  1. Alexis Cournoyer et al., 2019. The prognostic significance of repeated prehospital shocks for out-of-hospital cardiac arrest survival. Canadian Journal of Emergency Medicine, Volume 21, Issue 3, pp. 330 – 338 DOI: https:// doi.org/10.1017/cem.2018.437
  2. Peter Kudenchuk et al., 2016. Amiodarone, Lidocaine, or Placebo in Out-of-Hospital Cardiac Arrest. New England Journal of Medicine, Volume 374, pp. 1711-1722. DOI: 10.1056/NEJMoa1514204
  3. Sheldon Cheskes et al., 2022. Defibrillation Strategies for Refractory Ventricular Fibrillation. New England Journal of Medicine, Volume 387, pp. 1947-1956. DOI: 10.1056/ NEJMoa2207304
  4. Michael Gottlieb, Sean Dyer, and Gary D Peks, 2019. Beta- blockade for the treatment of cardiac arrest due to ventricular fibrillation or pulseless ventricular tachycardia: A systematic review and meta-analysis. Resuscitation. Volume 146, pp. 118-125. DOI: 10.1016/ j.resuscitation.2019.11.019.
  5. Demetris Yannoupolis et al., 2020. Advanced reperfusion strategies for patients with out-of-hospital cardiac arrest and refractory ventricular fibrillation (ARREST): a phase 2, single centre, open-label, randomised controlled trial. The Lancet, Volume 396 (10265), pp. 1807-1816. DOI: 10.1016/S0140-6736(20)32338-2.

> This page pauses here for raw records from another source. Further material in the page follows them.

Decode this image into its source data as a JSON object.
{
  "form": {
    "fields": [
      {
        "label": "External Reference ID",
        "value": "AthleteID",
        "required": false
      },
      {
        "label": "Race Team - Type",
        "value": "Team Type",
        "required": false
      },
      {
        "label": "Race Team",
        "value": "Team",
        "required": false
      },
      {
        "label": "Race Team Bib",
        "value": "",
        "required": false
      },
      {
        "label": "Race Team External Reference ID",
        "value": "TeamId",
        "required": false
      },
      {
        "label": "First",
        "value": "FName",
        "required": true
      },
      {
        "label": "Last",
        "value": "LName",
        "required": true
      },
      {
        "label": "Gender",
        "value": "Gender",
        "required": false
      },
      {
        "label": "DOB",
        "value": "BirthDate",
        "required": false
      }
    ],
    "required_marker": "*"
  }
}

  6. Laurie J. Morrison et al., 2009. Validation of a universal prehospital termination of resuscitation clinical prediction rule for advanced and basic life support providers. Resuscitation, Volume 80 (3), pp. 324-8 DOI: 10.1016/ j.resuscitation.2008.11.014.
  7. Brian Grunau et al., 2017. External Validation of the Universal Termination of Resuscitation Rule for Out-of- Hospital Cardiac Arrest in British Columbia. Annals of Emergency Medicine, Volume 70 (3), pp. 374-381. DOI: 10.1016/j.annemergmed.2017.01.030.